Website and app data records
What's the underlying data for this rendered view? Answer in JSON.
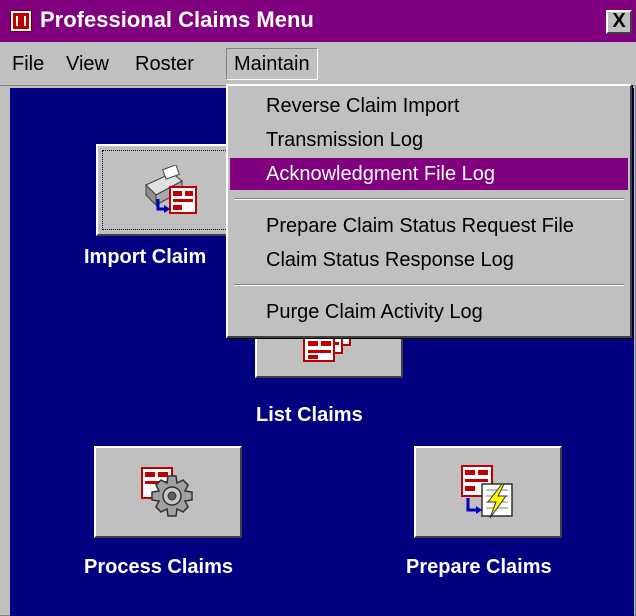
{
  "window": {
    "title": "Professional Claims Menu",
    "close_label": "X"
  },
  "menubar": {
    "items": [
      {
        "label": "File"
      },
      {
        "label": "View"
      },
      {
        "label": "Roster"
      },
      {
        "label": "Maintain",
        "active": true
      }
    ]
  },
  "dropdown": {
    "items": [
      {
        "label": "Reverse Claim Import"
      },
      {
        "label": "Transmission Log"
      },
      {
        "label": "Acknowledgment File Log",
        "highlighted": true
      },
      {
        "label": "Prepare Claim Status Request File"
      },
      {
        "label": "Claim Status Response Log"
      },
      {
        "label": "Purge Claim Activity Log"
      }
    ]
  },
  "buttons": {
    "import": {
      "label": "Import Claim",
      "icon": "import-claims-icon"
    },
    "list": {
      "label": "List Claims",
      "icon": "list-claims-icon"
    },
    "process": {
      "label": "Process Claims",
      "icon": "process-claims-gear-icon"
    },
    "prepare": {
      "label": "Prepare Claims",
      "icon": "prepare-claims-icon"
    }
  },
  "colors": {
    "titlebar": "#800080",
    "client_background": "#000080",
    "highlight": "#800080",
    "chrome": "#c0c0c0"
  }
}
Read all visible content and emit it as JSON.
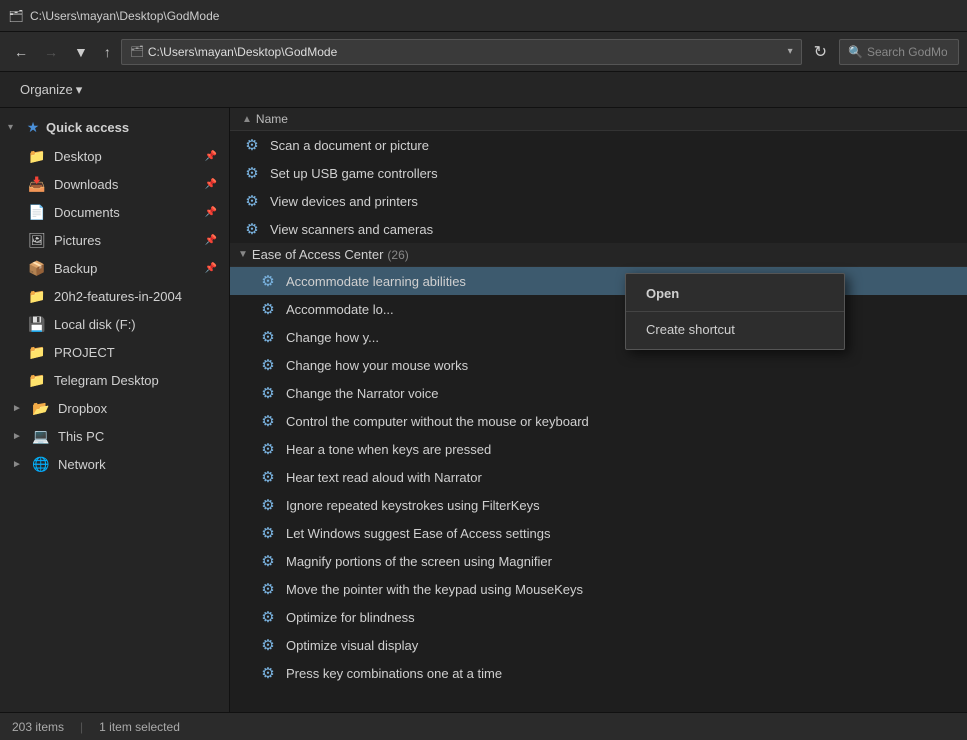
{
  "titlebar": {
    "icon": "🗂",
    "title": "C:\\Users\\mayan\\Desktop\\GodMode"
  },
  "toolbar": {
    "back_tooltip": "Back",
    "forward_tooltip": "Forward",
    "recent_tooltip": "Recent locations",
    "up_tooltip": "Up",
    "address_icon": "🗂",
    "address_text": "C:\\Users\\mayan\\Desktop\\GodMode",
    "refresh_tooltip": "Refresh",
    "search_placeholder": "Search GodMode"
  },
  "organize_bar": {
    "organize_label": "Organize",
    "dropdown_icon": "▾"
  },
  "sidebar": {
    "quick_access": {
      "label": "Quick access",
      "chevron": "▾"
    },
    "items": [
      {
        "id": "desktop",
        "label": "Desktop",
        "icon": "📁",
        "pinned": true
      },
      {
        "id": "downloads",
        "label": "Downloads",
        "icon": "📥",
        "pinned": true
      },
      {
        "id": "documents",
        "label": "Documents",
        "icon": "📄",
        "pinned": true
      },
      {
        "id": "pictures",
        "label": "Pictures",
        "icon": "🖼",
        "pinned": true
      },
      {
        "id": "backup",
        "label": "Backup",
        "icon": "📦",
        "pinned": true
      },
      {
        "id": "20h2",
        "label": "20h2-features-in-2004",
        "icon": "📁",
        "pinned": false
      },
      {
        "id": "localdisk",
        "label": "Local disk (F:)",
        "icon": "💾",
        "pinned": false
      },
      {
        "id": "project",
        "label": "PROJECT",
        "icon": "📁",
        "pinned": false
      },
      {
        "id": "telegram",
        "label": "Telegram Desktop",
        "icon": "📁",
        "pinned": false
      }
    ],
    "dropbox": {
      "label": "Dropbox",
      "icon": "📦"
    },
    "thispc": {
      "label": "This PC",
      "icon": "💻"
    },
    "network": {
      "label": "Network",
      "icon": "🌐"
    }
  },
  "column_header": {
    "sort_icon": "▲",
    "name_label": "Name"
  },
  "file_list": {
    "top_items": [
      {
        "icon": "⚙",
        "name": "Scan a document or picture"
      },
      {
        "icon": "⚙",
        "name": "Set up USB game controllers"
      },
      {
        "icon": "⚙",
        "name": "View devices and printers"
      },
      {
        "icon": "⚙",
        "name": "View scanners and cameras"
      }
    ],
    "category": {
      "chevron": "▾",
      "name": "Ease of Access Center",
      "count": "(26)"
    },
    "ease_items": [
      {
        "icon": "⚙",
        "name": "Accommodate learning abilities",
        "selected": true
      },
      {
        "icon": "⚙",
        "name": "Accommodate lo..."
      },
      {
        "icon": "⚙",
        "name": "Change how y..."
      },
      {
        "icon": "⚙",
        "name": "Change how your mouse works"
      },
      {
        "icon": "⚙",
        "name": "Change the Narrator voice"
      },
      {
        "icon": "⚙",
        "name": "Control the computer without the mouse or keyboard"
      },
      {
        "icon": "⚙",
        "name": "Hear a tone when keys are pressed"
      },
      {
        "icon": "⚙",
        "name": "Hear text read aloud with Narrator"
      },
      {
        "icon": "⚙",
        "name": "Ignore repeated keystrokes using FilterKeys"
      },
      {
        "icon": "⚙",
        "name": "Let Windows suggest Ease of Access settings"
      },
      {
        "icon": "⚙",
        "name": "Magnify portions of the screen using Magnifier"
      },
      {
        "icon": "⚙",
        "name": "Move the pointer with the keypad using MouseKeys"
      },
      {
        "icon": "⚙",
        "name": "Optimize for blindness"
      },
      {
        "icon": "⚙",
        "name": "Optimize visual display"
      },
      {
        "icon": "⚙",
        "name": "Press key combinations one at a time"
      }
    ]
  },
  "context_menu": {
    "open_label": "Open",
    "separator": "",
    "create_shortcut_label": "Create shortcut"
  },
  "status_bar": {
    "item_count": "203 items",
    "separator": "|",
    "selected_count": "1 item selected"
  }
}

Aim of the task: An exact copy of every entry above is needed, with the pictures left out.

Written response:
What's the underlying data for this rendered view? Answer in JSON.
{
  "window": {
    "title": "Professional Claims Menu",
    "close_label": "X"
  },
  "menubar": {
    "items": [
      {
        "label": "File"
      },
      {
        "label": "View"
      },
      {
        "label": "Roster"
      },
      {
        "label": "Maintain",
        "active": true
      }
    ]
  },
  "dropdown": {
    "items": [
      {
        "label": "Reverse Claim Import"
      },
      {
        "label": "Transmission Log"
      },
      {
        "label": "Acknowledgment File Log",
        "highlighted": true
      },
      {
        "label": "Prepare Claim Status Request File"
      },
      {
        "label": "Claim Status Response Log"
      },
      {
        "label": "Purge Claim Activity Log"
      }
    ]
  },
  "buttons": {
    "import": {
      "label": "Import Claim",
      "icon": "import-claims-icon"
    },
    "list": {
      "label": "List Claims",
      "icon": "list-claims-icon"
    },
    "process": {
      "label": "Process Claims",
      "icon": "process-claims-gear-icon"
    },
    "prepare": {
      "label": "Prepare Claims",
      "icon": "prepare-claims-icon"
    }
  },
  "colors": {
    "titlebar": "#800080",
    "client_background": "#000080",
    "highlight": "#800080",
    "chrome": "#c0c0c0"
  }
}
Read all visible content and emit it as JSON.
{
  "titlebar": {
    "icon": "🗂",
    "title": "C:\\Users\\mayan\\Desktop\\GodMode"
  },
  "toolbar": {
    "back_tooltip": "Back",
    "forward_tooltip": "Forward",
    "recent_tooltip": "Recent locations",
    "up_tooltip": "Up",
    "address_icon": "🗂",
    "address_text": "C:\\Users\\mayan\\Desktop\\GodMode",
    "refresh_tooltip": "Refresh",
    "search_placeholder": "Search GodMode"
  },
  "organize_bar": {
    "organize_label": "Organize",
    "dropdown_icon": "▾"
  },
  "sidebar": {
    "quick_access": {
      "label": "Quick access",
      "chevron": "▾"
    },
    "items": [
      {
        "id": "desktop",
        "label": "Desktop",
        "icon": "📁",
        "pinned": true
      },
      {
        "id": "downloads",
        "label": "Downloads",
        "icon": "📥",
        "pinned": true
      },
      {
        "id": "documents",
        "label": "Documents",
        "icon": "📄",
        "pinned": true
      },
      {
        "id": "pictures",
        "label": "Pictures",
        "icon": "🖼",
        "pinned": true
      },
      {
        "id": "backup",
        "label": "Backup",
        "icon": "📦",
        "pinned": true
      },
      {
        "id": "20h2",
        "label": "20h2-features-in-2004",
        "icon": "📁",
        "pinned": false
      },
      {
        "id": "localdisk",
        "label": "Local disk (F:)",
        "icon": "💾",
        "pinned": false
      },
      {
        "id": "project",
        "label": "PROJECT",
        "icon": "📁",
        "pinned": false
      },
      {
        "id": "telegram",
        "label": "Telegram Desktop",
        "icon": "📁",
        "pinned": false
      }
    ],
    "dropbox": {
      "label": "Dropbox",
      "icon": "📦"
    },
    "thispc": {
      "label": "This PC",
      "icon": "💻"
    },
    "network": {
      "label": "Network",
      "icon": "🌐"
    }
  },
  "column_header": {
    "sort_icon": "▲",
    "name_label": "Name"
  },
  "file_list": {
    "top_items": [
      {
        "icon": "⚙",
        "name": "Scan a document or picture"
      },
      {
        "icon": "⚙",
        "name": "Set up USB game controllers"
      },
      {
        "icon": "⚙",
        "name": "View devices and printers"
      },
      {
        "icon": "⚙",
        "name": "View scanners and cameras"
      }
    ],
    "category": {
      "chevron": "▾",
      "name": "Ease of Access Center",
      "count": "(26)"
    },
    "ease_items": [
      {
        "icon": "⚙",
        "name": "Accommodate learning abilities",
        "selected": true
      },
      {
        "icon": "⚙",
        "name": "Accommodate lo..."
      },
      {
        "icon": "⚙",
        "name": "Change how y..."
      },
      {
        "icon": "⚙",
        "name": "Change how your mouse works"
      },
      {
        "icon": "⚙",
        "name": "Change the Narrator voice"
      },
      {
        "icon": "⚙",
        "name": "Control the computer without the mouse or keyboard"
      },
      {
        "icon": "⚙",
        "name": "Hear a tone when keys are pressed"
      },
      {
        "icon": "⚙",
        "name": "Hear text read aloud with Narrator"
      },
      {
        "icon": "⚙",
        "name": "Ignore repeated keystrokes using FilterKeys"
      },
      {
        "icon": "⚙",
        "name": "Let Windows suggest Ease of Access settings"
      },
      {
        "icon": "⚙",
        "name": "Magnify portions of the screen using Magnifier"
      },
      {
        "icon": "⚙",
        "name": "Move the pointer with the keypad using MouseKeys"
      },
      {
        "icon": "⚙",
        "name": "Optimize for blindness"
      },
      {
        "icon": "⚙",
        "name": "Optimize visual display"
      },
      {
        "icon": "⚙",
        "name": "Press key combinations one at a time"
      }
    ]
  },
  "context_menu": {
    "open_label": "Open",
    "separator": "",
    "create_shortcut_label": "Create shortcut"
  },
  "status_bar": {
    "item_count": "203 items",
    "separator": "|",
    "selected_count": "1 item selected"
  }
}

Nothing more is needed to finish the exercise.